§ **DATA FOR THE TASK**
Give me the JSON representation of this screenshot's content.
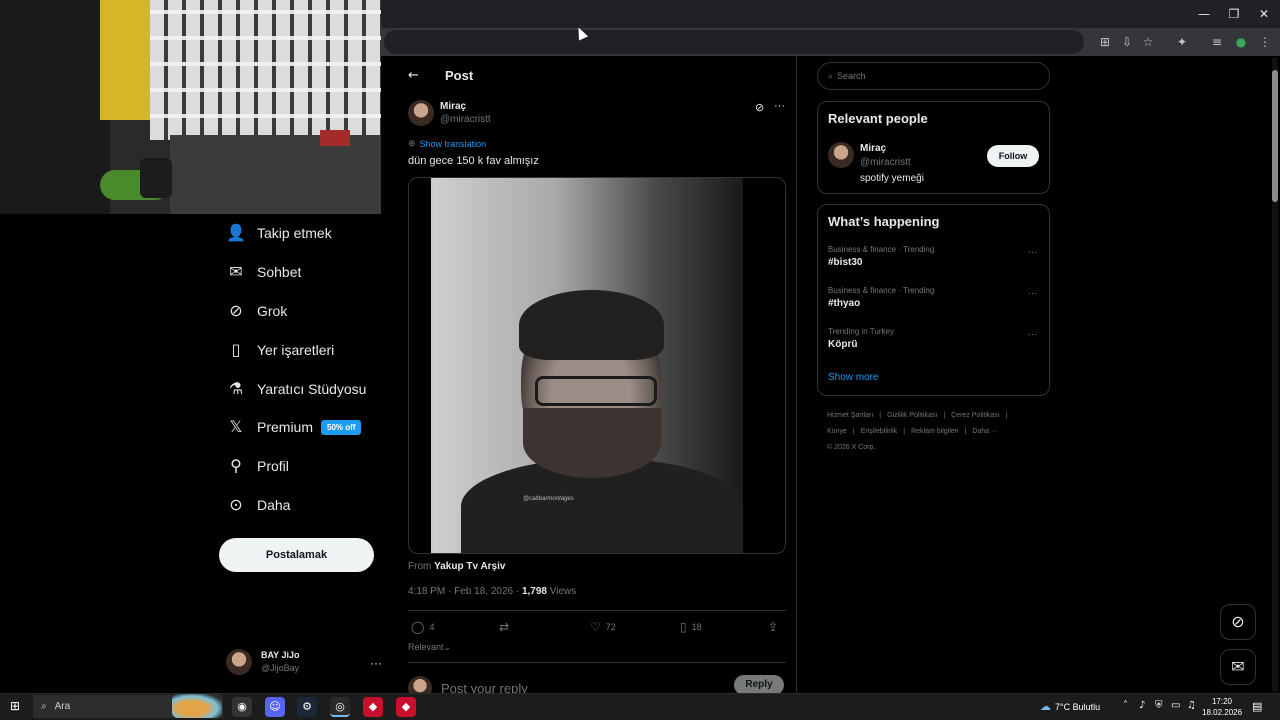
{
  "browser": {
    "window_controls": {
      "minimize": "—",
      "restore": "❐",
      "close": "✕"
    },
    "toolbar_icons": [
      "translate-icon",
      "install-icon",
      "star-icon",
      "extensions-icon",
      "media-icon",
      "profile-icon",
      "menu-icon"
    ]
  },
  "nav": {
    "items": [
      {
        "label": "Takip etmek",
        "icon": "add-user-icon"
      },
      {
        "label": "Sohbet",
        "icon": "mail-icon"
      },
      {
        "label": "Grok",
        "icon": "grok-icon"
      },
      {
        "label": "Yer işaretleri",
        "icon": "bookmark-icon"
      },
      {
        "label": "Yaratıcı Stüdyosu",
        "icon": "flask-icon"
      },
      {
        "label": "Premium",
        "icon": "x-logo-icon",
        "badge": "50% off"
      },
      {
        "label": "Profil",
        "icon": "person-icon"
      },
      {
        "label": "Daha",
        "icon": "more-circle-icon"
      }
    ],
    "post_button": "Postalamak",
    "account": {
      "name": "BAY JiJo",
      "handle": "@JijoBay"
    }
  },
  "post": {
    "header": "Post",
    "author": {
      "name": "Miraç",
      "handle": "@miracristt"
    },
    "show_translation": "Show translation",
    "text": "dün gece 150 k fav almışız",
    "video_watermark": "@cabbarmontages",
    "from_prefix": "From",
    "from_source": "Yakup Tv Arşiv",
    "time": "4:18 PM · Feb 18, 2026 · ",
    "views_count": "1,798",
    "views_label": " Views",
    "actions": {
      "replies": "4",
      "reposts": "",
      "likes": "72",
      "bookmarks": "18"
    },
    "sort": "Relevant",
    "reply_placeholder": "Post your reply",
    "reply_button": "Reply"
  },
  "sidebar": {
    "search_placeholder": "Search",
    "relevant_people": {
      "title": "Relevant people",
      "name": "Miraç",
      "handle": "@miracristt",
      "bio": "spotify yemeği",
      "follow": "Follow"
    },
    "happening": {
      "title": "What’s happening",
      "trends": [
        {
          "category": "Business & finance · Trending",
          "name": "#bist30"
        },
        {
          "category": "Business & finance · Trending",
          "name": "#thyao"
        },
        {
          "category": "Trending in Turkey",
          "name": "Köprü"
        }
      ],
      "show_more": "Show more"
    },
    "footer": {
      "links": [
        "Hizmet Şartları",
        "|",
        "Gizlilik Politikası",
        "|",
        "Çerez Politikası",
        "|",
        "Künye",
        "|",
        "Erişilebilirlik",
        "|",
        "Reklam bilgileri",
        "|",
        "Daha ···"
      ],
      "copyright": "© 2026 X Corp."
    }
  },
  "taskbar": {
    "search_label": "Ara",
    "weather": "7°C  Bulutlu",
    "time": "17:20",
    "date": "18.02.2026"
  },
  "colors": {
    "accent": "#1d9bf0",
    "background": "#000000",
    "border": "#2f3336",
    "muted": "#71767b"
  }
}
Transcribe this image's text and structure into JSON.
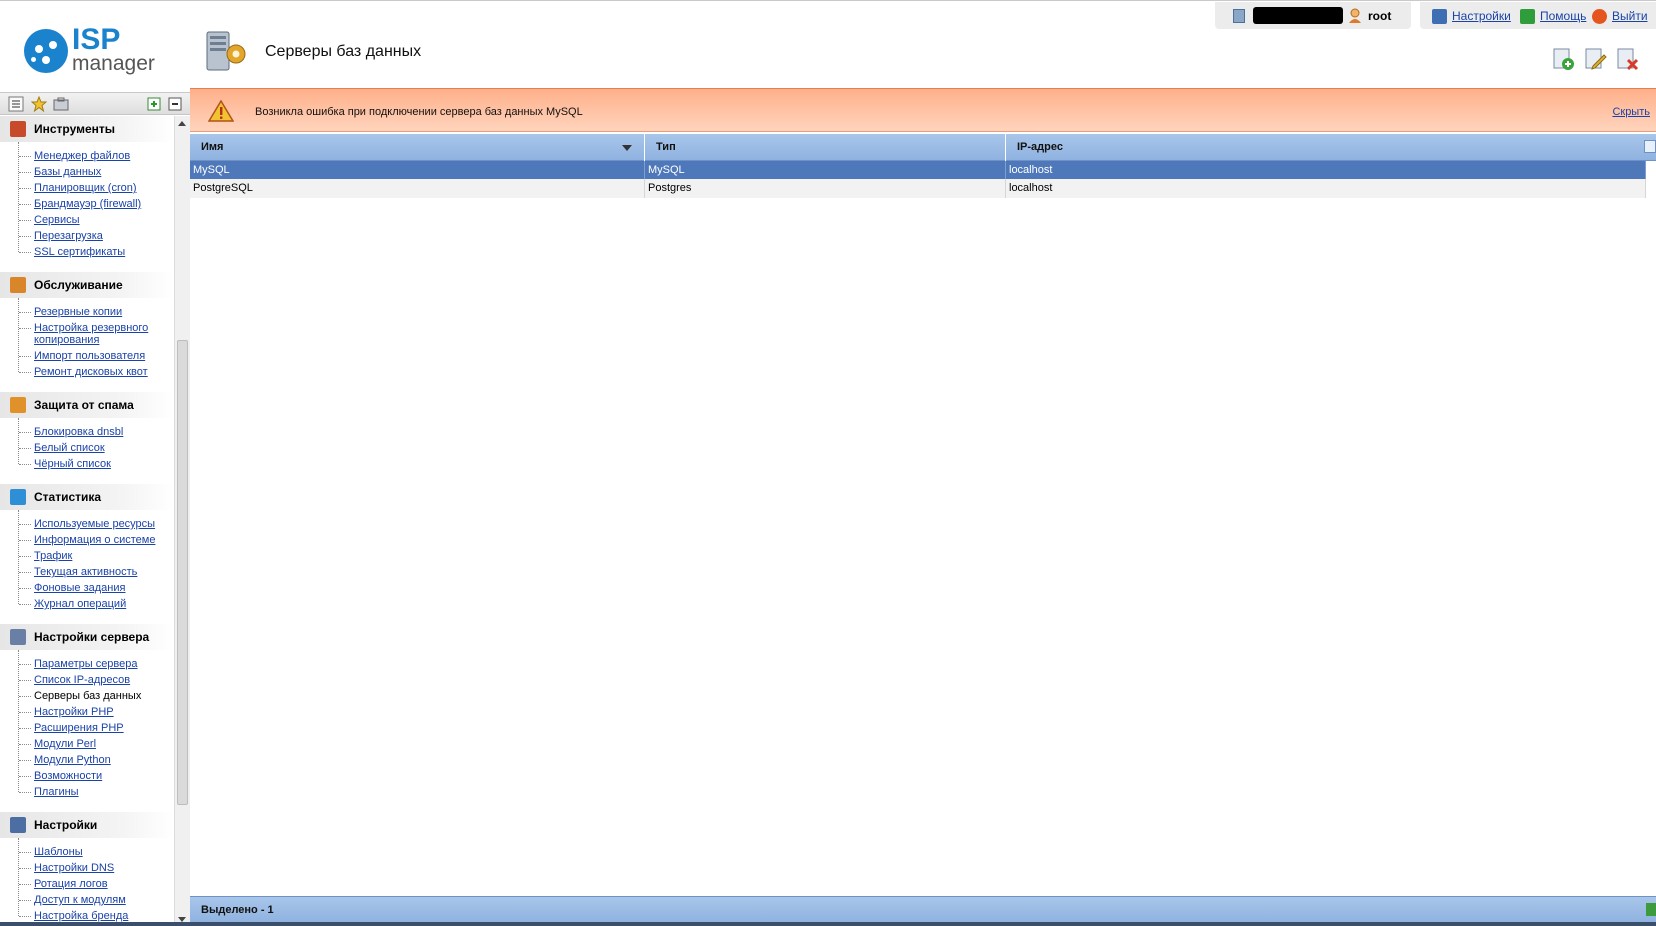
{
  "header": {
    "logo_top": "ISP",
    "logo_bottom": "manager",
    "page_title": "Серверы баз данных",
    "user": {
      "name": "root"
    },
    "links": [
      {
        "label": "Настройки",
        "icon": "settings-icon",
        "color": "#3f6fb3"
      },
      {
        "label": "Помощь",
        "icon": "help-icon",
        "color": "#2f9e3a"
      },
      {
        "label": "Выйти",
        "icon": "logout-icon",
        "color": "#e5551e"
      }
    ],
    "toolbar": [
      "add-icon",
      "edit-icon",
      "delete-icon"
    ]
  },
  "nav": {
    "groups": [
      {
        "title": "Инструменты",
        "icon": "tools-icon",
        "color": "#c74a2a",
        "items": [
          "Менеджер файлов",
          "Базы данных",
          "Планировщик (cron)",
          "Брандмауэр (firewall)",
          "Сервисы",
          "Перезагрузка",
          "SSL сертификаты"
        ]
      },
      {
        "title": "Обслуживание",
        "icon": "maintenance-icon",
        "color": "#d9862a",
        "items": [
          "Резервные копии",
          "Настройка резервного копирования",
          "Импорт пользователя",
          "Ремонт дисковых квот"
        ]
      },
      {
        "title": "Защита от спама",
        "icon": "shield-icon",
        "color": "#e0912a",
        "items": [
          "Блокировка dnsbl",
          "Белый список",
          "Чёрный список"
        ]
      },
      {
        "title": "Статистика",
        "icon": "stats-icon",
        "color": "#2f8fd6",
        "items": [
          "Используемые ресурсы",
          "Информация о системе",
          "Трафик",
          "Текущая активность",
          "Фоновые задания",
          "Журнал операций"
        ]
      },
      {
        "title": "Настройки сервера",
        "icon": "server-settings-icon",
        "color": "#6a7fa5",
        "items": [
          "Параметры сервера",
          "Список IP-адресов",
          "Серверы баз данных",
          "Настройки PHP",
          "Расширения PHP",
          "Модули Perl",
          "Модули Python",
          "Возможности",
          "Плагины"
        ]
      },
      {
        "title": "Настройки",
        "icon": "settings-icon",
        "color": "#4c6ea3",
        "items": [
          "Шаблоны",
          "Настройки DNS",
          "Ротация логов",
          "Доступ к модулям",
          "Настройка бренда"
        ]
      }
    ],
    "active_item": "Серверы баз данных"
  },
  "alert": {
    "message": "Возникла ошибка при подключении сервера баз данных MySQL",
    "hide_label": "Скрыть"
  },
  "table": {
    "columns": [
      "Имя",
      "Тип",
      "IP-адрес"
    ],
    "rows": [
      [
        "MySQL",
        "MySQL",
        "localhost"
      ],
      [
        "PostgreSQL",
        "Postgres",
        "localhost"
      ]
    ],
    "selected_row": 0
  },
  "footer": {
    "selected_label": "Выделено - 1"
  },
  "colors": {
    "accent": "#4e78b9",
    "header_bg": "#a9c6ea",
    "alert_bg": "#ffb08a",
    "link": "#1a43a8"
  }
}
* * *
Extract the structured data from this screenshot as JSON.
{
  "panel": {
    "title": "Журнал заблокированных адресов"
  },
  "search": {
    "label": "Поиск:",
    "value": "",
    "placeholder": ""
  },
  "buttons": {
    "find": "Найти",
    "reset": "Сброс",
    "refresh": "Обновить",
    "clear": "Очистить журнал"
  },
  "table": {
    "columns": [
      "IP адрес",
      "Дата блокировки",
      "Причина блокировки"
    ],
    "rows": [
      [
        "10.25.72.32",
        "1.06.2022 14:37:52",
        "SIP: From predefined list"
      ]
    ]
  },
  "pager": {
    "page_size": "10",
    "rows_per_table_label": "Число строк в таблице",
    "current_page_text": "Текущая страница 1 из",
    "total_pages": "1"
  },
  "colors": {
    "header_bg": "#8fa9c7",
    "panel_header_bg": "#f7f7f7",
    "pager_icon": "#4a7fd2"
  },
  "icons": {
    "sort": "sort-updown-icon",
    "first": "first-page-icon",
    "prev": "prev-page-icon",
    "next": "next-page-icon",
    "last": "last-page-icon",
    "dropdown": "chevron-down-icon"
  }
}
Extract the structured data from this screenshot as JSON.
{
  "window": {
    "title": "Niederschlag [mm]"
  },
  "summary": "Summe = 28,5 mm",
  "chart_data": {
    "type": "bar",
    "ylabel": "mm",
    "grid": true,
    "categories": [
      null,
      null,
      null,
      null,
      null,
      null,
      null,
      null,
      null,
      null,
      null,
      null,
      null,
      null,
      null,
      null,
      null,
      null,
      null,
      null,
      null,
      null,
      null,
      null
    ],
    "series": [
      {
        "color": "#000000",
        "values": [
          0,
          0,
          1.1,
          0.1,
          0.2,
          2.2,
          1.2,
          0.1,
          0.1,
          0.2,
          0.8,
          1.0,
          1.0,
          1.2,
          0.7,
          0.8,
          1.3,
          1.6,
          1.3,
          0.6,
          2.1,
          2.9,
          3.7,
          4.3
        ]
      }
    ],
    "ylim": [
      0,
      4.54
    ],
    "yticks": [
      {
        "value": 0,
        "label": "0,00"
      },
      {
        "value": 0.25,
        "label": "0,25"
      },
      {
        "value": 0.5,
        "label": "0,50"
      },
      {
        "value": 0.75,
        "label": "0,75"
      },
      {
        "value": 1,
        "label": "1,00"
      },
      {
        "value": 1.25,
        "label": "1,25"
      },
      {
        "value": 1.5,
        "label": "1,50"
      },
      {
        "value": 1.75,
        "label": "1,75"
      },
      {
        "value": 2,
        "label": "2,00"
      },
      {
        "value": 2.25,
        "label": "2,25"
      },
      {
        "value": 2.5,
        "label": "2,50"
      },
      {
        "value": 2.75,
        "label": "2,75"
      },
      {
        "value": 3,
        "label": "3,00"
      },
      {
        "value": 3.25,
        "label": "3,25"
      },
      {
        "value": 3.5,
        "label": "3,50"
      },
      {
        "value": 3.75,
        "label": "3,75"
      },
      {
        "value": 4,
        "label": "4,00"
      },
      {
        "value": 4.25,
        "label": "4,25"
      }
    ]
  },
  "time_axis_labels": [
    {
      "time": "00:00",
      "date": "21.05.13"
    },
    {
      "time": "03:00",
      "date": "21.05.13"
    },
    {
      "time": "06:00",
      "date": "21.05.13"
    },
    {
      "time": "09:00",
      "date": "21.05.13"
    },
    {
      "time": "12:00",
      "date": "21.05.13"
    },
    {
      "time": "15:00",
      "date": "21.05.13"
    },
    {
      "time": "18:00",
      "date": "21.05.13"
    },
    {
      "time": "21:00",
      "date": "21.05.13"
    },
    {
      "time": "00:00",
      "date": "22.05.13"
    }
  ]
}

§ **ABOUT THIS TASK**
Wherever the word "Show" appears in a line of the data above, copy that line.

§ **EXERCISE RESPONSE**
    "show_translation": "Show translation",
      "show_more": "Show more"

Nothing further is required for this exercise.